Now, as CBS News' John Bentley reports, his poll numbers are slipping as his campaign scrambles to stay in the race.
What happened? Can Thompson turn it around?
Asked about his numbers, Fred Thompson often mentions former Democratic presidential candidate Howard Dean.
"President Howard Dean was leading in all the polls, was spending most of the money, and he got anointed by everybody. On election night, ol' Howard wasn't anywhere to be seen," said Thompson. "And Kerry, who, you know, had been in single digits, wound up winning it. So the only thing that we know is that no one knows nothin' when it comes to politics."
But according to University of Miami political science professor Greg Koger, the problem may be deeper than just a recent drop in the polls.
"It's a puzzling candidacy," Koger said. "I mean, on paper, he could be a very good candidate for the Republican Party. He has a set of views that are the type of positions that can unite the Republican Party. On the other hand, the fact that he got in late is really hurting his ability to campaign."
There have been some sparsely attended events, like one in New Orleans, for example, where barely a third of the room was filled. But Thompson has also won accolades for his policies on national defense, Social Security reform, and a revamped tax code.

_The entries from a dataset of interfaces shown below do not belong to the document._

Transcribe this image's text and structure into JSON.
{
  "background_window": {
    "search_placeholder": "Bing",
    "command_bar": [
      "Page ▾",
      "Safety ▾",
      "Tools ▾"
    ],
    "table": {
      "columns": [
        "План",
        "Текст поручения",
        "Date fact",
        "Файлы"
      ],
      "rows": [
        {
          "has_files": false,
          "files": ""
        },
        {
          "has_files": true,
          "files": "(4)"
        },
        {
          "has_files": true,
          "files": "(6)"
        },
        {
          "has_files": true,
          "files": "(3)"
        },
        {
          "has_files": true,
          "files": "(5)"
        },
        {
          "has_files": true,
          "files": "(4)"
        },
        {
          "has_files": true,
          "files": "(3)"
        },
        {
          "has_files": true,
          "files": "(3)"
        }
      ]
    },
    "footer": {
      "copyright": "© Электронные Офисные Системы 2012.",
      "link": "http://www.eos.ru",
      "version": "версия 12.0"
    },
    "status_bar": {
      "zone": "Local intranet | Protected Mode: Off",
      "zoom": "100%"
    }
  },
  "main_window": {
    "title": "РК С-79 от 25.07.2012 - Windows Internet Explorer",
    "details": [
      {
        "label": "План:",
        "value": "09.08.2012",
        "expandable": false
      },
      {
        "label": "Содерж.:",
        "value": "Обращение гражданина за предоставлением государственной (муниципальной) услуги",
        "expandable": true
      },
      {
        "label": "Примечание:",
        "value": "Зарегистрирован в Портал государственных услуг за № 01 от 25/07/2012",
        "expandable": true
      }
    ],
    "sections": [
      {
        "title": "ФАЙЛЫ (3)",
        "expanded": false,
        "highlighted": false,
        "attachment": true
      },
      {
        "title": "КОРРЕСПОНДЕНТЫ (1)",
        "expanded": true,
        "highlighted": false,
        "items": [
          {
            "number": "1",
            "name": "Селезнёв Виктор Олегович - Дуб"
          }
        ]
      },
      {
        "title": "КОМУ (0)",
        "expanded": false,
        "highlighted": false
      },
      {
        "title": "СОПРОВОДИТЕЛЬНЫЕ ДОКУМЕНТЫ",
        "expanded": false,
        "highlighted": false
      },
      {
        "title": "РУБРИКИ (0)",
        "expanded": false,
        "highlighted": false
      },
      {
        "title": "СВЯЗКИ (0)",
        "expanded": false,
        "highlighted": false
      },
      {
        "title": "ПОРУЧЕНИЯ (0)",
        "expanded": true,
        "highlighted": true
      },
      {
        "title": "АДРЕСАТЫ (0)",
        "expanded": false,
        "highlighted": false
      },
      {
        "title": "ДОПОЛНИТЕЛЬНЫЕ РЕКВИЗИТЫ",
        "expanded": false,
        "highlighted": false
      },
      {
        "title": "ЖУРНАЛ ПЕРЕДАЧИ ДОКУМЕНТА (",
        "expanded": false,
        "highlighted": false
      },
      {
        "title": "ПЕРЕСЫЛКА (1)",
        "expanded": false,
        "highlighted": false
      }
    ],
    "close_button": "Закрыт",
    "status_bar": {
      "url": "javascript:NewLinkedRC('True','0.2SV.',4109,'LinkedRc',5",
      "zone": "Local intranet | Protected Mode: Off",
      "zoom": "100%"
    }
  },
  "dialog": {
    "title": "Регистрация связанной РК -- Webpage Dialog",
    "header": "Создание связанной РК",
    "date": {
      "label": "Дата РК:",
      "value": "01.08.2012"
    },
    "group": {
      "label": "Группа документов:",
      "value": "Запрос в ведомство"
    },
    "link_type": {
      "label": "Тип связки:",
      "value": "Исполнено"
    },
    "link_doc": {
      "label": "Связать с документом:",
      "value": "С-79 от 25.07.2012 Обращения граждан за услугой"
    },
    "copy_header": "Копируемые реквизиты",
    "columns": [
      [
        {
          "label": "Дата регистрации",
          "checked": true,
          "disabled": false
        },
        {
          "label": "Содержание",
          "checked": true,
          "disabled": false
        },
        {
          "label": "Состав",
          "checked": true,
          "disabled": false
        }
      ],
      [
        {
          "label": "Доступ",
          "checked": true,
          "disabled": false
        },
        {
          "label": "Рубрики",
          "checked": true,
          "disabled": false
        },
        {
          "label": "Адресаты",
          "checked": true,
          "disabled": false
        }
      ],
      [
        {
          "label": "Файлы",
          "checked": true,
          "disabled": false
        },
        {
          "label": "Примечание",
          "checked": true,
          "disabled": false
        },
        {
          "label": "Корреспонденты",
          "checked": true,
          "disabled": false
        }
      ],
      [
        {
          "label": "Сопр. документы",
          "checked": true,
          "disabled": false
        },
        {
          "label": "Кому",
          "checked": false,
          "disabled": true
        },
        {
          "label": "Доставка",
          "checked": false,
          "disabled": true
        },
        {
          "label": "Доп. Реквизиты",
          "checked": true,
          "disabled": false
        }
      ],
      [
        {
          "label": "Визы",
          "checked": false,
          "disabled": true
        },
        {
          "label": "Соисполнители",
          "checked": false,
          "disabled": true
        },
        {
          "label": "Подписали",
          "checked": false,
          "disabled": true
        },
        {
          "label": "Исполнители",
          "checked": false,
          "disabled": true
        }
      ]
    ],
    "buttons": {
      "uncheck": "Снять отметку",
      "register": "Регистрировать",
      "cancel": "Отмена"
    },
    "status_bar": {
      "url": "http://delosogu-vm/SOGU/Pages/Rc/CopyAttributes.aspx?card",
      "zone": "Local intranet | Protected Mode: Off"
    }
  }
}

So, why haven't those ideas resonated with voters?
"When you're going to come up with a military paper, with a tax paper, with a Social Security paper, and all those things, it takes some work to get all those things done, to sit down with the experts and actually work through those," said Rich Galen, a Thompson advisor. "So while those weren't public campaign events, they were certainly campaign activities."
"Now we're into the public campaign. It's back to the lunch rooms, the luncheonettes, the dining rooms. All those kinds of things where everybody will travel around in buses and SUVs. I think that's what you're seeing now, that Senator Thompson is at that phase of the campaign," Galen said.
You will also see Thompson spending more time appealing to religious voters.
Thompson joked about that while speaking at a Miami church on a recent Sunday morning.
"My mother saw to it I was in church three times a week, but she would be very surprised that I'm on this side of the pulpit," he said.
His appearance served a dual purpose for the campaign: shore up his religious credentials after he said he didn't attend church regularly, and appeal to conservative voters who may have abandoned him for Mike Huckabee, a Baptist minister.
A popular theory in political circles is that voters dated Fred Thompson, but married.
"It's a pretty good line. My sense is though, that based upon the scrutiny Governor Huckabee's coming under now that he's the front-runner, the marriage may well end in Reno with a quickie divorce," said Galen.
At the very least, voters are having commitment issues. A recent CBS News poll says over three-quarters of Republican primary voters haven't made up their minds yet.
"We're tied for third in Iowa," said Galen. "We're in second place, or tied for second, in South Carolina. We're not doing that well in New Hampshire. We're second, or tied for second, or maybe third, in the national polls… He's in the thick of the first-tier candidates."
That's why Thompson is now spending virtually all of his time in the vitally important state of Iowa.
Iowa volunteer Richard Rogers said "Thompson hasn't had a chance to be here as much as many of the others," but that "he's planning to be here almost full-time until the caucuses. I believe that it can make difference, even this late."
Professor Koger is not as optimistic.
"The best thing would be to build a time machine and go back to 2006 and start this early. Meet people within the Republican Party early, get them excited about his campaign, and make the case that the party ought to unite behind Thompson," Koger said. "I think it's difficult to make up ground in middle 2007, late 2007… I just think that's going to be very difficult."